More in this 2018 post on Booleans, Numbers, and Strings. And in this 2017 must-read on DateTime conversions/calculations.

As a precursor to a longer series of Velocity posts, let's look at data types in the scripting environment vs. in the Marketo database.

The rule (singular) is simple: in my tests every lead field is exported as a string into Velocity, regardless of whether it's a Boolean, Date, DateTime, Integer, Score, or String type within Field Management and the individual Lead UI.

#### Example #1: Dates

The frustration expressed by users DL and LM in this Community thread is understandable. They expect a Marketo Date field to already be a Velocity Date (or a Java Date) object but instead it's a String in date-y format like "2016-08-17".

Luckily, you can make a true Date from the date-y String using the Velocity ConversionTool, which Marketo includes as the default $convert: #set($myRealDate = $convert.parseDate($lead.myDateyString,'yyyy-MM-dd') )


Yet this example is deliberately naive, since by using a date-y string instead of datetime-y string I am sidestepping the often huge timezone problems that occur in Marketo's Velocity implementation. You can see me peppering the Community with examples of this, but I don't have a dedicated blog post yet. and (as of late 2017) there's a dedicated post on DateTimes here.

#### Example #2: Booleans

Related confusion is illustrated in this Marketo article (which I've been using as a bit of a punching bag lately!) where there's a so-called “Boolean” comparison like this:

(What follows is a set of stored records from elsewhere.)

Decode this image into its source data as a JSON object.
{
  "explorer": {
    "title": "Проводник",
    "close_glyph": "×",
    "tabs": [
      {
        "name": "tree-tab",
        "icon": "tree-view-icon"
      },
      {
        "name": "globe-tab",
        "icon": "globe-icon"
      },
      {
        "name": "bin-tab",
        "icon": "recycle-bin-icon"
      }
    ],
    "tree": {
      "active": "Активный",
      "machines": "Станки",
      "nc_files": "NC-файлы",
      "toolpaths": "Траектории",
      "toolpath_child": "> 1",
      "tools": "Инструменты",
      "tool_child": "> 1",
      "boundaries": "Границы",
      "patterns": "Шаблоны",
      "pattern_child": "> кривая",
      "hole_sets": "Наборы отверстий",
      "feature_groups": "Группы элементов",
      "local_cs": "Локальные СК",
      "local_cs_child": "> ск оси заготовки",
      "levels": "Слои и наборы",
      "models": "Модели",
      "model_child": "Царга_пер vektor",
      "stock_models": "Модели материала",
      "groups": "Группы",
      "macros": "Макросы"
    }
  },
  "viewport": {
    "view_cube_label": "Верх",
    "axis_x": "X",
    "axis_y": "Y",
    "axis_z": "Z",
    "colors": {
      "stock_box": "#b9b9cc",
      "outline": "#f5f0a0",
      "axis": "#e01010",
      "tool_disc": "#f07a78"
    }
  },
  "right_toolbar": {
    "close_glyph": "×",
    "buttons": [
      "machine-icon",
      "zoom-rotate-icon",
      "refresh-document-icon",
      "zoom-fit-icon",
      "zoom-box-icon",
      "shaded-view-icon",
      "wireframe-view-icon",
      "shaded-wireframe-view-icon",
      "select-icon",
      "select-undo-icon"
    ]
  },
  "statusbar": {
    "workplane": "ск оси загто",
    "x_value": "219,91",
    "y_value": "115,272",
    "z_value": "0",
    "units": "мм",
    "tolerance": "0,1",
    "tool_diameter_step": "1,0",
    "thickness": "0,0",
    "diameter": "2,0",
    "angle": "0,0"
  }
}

#if( $lead.myBooleyString == "1" )  Here, the custom lead field myBooleyString is a firmly a Boolean in Field Management, displayed as a checkbox in the Marketo UI and as a checkbox (by default) on Marketo Forms. But in Marketo's Velocity implementation a Boolean becomes a string with two possible values: the string "1" and the empty string ""! Now, if that's not surprising to any level of developer, I don't know what is. I assume the Boolean gets exported that way by accident. The problem is that both "1" and empty "" are truthy in Velocity: #set($booleyT = "1" )
#set( $booleyF = "" ) #if($booleyT )
booleyT is true
#else
booleyT is false
#end
#if( $booleyF ) booleyF is true #else booleyF is false #end  This code will output:  booleyT is true booleyF is true  While the string "0" is also truthy, I think it's way more confusing to export the empty string than it would be to export "0". Of course Marketo absolutely can't change this now or they would break thousands of correctly written scripts. At the same time I wonder how many people's current scripts are actually broken because of screwed-up comparisons. #### Example #3: Scores and Integers With Marketo's numeric field types, playing very dumb about strings actually turns out okay. This comparison happens to work as expected: #if($lead.myScoreyString >= 100 )

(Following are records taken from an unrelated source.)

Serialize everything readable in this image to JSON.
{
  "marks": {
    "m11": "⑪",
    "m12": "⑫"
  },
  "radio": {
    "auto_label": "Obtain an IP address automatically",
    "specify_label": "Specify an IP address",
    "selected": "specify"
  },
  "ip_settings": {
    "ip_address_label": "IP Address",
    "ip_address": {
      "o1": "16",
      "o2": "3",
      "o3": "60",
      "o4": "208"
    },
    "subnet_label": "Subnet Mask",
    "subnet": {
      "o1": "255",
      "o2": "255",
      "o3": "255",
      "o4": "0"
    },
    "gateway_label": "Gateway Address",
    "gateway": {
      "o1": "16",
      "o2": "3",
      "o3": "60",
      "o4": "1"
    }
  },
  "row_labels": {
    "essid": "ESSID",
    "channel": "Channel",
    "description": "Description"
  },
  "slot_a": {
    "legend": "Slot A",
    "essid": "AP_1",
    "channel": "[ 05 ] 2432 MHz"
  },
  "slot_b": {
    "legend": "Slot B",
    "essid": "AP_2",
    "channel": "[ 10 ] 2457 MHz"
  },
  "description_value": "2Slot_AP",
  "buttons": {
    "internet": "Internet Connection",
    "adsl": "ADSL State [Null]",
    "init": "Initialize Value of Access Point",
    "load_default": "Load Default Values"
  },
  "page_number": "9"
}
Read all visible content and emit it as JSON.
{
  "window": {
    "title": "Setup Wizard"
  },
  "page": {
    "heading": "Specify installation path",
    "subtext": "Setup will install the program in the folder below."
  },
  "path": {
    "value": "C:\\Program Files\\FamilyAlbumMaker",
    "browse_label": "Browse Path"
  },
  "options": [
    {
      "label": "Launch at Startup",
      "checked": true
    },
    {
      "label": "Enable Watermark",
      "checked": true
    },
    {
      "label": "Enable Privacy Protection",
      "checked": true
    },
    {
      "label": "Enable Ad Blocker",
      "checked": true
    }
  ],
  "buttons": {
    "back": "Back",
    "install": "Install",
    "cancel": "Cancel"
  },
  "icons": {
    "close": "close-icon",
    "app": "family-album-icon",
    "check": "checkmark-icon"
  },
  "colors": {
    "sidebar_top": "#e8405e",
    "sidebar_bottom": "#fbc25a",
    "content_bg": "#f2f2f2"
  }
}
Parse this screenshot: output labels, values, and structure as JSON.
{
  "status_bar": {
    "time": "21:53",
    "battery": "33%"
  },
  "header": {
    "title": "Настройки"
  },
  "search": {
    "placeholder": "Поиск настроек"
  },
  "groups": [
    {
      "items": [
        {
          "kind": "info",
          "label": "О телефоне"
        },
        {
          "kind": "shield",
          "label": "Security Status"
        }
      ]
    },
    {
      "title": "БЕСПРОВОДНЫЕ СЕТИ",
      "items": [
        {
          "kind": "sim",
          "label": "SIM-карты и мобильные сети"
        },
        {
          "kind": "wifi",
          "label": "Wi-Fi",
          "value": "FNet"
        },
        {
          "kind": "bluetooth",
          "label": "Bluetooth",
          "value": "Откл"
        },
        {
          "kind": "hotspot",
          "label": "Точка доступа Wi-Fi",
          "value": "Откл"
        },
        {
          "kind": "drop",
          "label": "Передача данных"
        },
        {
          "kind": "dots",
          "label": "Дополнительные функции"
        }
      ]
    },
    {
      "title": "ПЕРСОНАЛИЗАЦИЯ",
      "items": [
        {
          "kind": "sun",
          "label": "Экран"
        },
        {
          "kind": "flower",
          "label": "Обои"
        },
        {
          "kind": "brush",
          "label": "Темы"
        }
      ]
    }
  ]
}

It works because when you have a String (object) on one side and an int (primitive value) on the other, they are compared numerically as you want. (Weirdly, this isn't explicitly mentioned in the Velocity documentation; it's the way most type-juggling works, like in JS or PHP, and the way Java itself works, but Velocity in theory should not require knowledge of/trust in Java's rules.)

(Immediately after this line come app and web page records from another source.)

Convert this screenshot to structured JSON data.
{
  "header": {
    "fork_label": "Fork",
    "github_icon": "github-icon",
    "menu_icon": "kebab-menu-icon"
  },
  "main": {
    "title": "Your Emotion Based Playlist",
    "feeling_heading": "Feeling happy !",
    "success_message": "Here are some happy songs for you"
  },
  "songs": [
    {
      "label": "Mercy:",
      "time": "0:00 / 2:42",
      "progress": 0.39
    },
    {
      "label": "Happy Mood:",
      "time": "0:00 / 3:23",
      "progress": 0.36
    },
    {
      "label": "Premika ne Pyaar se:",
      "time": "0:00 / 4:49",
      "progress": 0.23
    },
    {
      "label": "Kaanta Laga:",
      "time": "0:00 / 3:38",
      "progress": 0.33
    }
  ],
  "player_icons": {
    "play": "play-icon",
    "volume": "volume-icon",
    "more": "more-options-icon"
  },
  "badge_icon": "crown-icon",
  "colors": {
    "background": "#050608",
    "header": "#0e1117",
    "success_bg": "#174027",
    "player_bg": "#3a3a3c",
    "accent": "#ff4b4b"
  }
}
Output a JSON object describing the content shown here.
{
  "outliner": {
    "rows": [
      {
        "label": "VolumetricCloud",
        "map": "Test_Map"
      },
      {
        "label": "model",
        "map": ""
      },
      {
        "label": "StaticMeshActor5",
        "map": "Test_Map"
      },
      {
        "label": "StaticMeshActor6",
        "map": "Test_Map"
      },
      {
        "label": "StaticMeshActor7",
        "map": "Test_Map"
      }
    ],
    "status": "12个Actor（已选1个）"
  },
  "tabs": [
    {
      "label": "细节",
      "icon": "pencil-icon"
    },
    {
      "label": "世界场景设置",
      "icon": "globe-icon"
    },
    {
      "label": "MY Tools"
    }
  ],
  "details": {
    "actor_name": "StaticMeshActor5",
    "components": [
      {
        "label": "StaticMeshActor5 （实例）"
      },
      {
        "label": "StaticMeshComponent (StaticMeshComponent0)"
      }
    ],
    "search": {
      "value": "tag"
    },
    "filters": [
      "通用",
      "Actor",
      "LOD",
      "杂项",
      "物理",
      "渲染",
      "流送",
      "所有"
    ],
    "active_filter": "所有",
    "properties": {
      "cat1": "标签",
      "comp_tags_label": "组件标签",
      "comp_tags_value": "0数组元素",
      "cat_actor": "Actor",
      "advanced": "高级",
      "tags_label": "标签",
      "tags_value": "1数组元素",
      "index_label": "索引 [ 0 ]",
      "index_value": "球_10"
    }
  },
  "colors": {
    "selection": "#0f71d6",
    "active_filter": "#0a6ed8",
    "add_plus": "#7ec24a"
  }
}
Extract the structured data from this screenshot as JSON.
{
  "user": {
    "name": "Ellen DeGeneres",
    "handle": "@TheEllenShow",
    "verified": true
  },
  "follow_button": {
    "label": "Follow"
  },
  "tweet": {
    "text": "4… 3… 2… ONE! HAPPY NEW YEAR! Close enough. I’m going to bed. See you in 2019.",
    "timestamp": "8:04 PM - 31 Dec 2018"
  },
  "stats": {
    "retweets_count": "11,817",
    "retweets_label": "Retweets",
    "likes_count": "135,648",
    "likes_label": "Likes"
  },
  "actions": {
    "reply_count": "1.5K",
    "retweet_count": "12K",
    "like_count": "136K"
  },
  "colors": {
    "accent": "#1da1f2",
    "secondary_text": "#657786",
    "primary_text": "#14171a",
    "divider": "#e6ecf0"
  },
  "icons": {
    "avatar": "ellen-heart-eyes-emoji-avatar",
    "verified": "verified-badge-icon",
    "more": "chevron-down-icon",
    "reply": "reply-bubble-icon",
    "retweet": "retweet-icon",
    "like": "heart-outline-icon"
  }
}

In contrast, if you were to get “smart” and try something like this without thinking it through:

#if( $lead.myScoreyString >= "100" )  Now you're in a world of hurt. Even though Velocity will let you match $lead.myScoreyString == "100" (which wouldn't work in Java — again, with differences like these it's frustrating that the Velo docs are so sparse, as if anything missing just works like Java) now it's comparing them as strings. Say someone's Lead Score is 80: "80" >= "100" is true! (Because alphabetically "8" comes after "1"!) So either let the automatic numeric comparison do its job, or manually convert both sides to numbers.

To be clear, Velocity has complete support for typed Java objects, so Marketo made the deliberate choice to cast everything as a string first. Even if fields kept their original types, Velocity can do cross-type comparisons (==) with their own set of rules, with the benefit that you would have to do far fewer conversions with $convert. Can't say why Marketo chooses to do what they do, just don't hold it against Velocity! #### Overall thoughts In all, everything's-a-string isn't so bad if you're aware of it. If you want to display a numeric field as currency, for example, it's just as well that it be a string to start with. If you want to see if a field is empty you can use $var.isEmpty() instead of having to switch between different “emptiness” checks based on type.

I'll post a follow-up on datatypes of Custom Object properties. Not sure if the rule holds there as well.

And if anyone has found any exceptions for lead fields, I'm all ears.

#### Edited 2016-08-18: Added Scores section

Added a breakdown of how things can go wrong with numeric field types.